This is from History of the State of Oklahoma Vol. II by Luther Hill, published 1908 from a note to me by a descendant.....
GEORGE W. Fox, now an active citizen of Oklahoma City, was one of the pioneer settlers of Pawnee county, and was identified with the early history of that section in several notable ways. At the opening of Oklahoma in 1889 he located a homestead in the famous triangle country, near the intersection of the Arkansas and Cimarron rivers. He began farming on a successful scale, but was also very active in public affairs. He was elected a member of the first school board of his district, and when the members assembled, to plan for the first educational facilities of their new country the meeting took place- under a black-jack tree. He was re-elected and served several years on the school board, A Republican in politics, he was active in the affairs of his county and district and one of the leaders of his party.
In recent years oil was discovered in his neighborhood, and this together with the general development of the country advanced his land to values far in excess of its worth when he homesteaded it. He is owner of eighty acres of oil land near Hallet, and he and W. C. Brissey of Oklahoma City, who has purchased a half interest in the property, are at present engaged in developing it. Mr. Fox in February, 1907, transferred his residence to Oklahoma City, from which point he manages his interests in Pawnee county and is also engaged to some extent in city realty operations, dealing principally in residence property.
Mr. Fox was born in Macomb county, Michigan, December 25, 1844, and was reared on a farm. He is a veteran of the Civil war, having enlisted in 1861 in Company D of the Fifteenth Michigan Infantry, and served throughout the war. As a member of the Third Brigade, Second Division, Fifteenth Army Corps, he was at the siege of Vicksburg, at Missionary Ridge, Chattanooga, and other engagements in that vicinity, in the siege and battles at Atlanta, in the Hood campaign back into Alabama and Tennessee, and then rejoined Sherman's army on its march to the sea and of its final grand review at Washington at the close of the war.

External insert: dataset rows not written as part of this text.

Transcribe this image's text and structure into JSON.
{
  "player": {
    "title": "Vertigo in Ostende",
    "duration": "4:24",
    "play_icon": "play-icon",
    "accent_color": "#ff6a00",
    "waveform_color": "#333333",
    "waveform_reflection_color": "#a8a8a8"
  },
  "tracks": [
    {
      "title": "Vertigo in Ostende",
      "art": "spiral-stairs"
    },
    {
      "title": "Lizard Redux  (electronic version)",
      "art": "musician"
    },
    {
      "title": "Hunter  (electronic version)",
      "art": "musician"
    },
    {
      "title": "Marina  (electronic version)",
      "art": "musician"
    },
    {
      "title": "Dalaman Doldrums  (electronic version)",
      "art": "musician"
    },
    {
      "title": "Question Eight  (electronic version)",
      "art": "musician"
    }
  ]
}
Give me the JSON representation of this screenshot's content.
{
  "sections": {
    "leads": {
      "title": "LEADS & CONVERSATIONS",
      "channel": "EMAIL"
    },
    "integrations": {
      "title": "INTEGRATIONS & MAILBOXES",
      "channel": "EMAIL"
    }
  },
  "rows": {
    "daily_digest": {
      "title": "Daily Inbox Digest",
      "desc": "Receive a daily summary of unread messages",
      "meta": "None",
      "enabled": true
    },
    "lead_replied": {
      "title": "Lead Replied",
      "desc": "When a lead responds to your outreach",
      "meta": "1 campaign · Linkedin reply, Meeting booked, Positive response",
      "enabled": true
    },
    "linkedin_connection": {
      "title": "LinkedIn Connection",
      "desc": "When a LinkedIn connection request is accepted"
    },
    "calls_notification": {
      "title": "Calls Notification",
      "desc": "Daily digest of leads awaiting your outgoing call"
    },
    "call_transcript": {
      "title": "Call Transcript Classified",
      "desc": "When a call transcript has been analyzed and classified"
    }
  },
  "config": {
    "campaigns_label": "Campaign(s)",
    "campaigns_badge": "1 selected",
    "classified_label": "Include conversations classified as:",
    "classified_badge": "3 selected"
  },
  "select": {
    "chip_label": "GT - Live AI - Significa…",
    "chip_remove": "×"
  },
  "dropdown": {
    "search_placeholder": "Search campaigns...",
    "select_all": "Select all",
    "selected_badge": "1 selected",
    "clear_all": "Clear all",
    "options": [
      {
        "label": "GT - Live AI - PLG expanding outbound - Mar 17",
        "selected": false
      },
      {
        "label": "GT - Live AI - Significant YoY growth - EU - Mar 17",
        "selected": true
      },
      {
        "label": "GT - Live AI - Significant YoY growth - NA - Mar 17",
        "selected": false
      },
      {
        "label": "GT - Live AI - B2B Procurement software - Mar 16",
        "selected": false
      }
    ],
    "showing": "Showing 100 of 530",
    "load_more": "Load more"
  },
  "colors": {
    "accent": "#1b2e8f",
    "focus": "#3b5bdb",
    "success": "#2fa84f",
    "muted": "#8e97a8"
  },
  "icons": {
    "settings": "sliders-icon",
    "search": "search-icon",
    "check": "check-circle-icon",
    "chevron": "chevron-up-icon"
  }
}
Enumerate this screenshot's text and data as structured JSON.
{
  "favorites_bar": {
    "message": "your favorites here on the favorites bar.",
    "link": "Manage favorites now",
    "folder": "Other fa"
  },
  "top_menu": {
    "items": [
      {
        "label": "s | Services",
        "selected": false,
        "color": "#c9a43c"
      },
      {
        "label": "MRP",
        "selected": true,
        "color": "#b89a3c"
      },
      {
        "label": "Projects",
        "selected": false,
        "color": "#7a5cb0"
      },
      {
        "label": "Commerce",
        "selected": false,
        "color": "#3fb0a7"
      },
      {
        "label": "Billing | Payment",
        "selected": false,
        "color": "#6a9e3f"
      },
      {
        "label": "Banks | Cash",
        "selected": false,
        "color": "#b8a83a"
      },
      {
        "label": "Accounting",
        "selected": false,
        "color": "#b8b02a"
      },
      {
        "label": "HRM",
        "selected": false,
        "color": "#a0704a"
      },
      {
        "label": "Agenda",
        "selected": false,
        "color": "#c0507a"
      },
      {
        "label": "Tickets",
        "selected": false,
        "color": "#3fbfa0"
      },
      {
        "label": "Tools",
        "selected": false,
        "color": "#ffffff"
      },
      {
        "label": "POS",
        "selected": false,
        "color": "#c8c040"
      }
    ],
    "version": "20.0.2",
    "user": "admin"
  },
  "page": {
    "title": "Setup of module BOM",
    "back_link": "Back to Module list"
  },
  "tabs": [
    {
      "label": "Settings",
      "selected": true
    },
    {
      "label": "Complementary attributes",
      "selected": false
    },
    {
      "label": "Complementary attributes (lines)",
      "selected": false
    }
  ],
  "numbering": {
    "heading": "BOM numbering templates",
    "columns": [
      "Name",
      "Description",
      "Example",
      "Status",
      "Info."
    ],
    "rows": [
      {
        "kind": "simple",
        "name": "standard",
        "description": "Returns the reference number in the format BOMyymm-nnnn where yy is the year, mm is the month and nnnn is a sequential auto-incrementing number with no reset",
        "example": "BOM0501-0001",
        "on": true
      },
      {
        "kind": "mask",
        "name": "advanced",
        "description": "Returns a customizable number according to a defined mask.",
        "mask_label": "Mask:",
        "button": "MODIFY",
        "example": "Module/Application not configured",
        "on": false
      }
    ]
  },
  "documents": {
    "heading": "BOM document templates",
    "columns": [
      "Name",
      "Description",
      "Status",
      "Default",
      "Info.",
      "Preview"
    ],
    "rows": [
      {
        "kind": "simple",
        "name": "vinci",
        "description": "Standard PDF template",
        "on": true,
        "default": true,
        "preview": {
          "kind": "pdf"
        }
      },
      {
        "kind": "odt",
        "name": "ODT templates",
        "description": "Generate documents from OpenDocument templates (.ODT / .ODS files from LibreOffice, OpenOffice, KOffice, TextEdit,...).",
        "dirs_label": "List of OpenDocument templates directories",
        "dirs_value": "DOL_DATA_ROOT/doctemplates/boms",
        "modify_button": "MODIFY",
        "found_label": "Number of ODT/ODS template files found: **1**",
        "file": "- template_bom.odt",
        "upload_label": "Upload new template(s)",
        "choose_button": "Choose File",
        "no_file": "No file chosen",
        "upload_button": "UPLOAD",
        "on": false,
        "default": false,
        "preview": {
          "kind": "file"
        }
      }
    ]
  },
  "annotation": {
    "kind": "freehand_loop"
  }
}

His military service took him throughout the states of Mississippi, Tennessee, Georgia, the Carolinas and Virginia, and he was mustered out at Little Rock, Arkansas, in August, 1865, as orderly sergeant. He lived for a few years after the war in Livingston county, Michigan, and during the seventies moved to Topeka, Kansas, being a resident of the latter state until the Oklahoma opening. He has seven children, Carl E., Mason E., Mark, Mrs. Lillie Matlock, Don, Hazel and Opal. His second wife before her marriage was Miss Belva Tinker, of Perry, Oklahoma. By his first marriage, which occurred December 25, 1865, to Viola Gillam, he had six children, of whom one is deceased. By his second marriage, there are two children. His first wife died in February, 1904.
With the name of his second wife Civil War pension records were found which showed his date of death as 16 October 1916. He may be buried next to Viola in Bethany Cemetery. He may have purchased both of those plots at the time of her death with that intention, but when the time came Belva may have put him elsewhere. That would explain why no dates were ever put on the stone for him.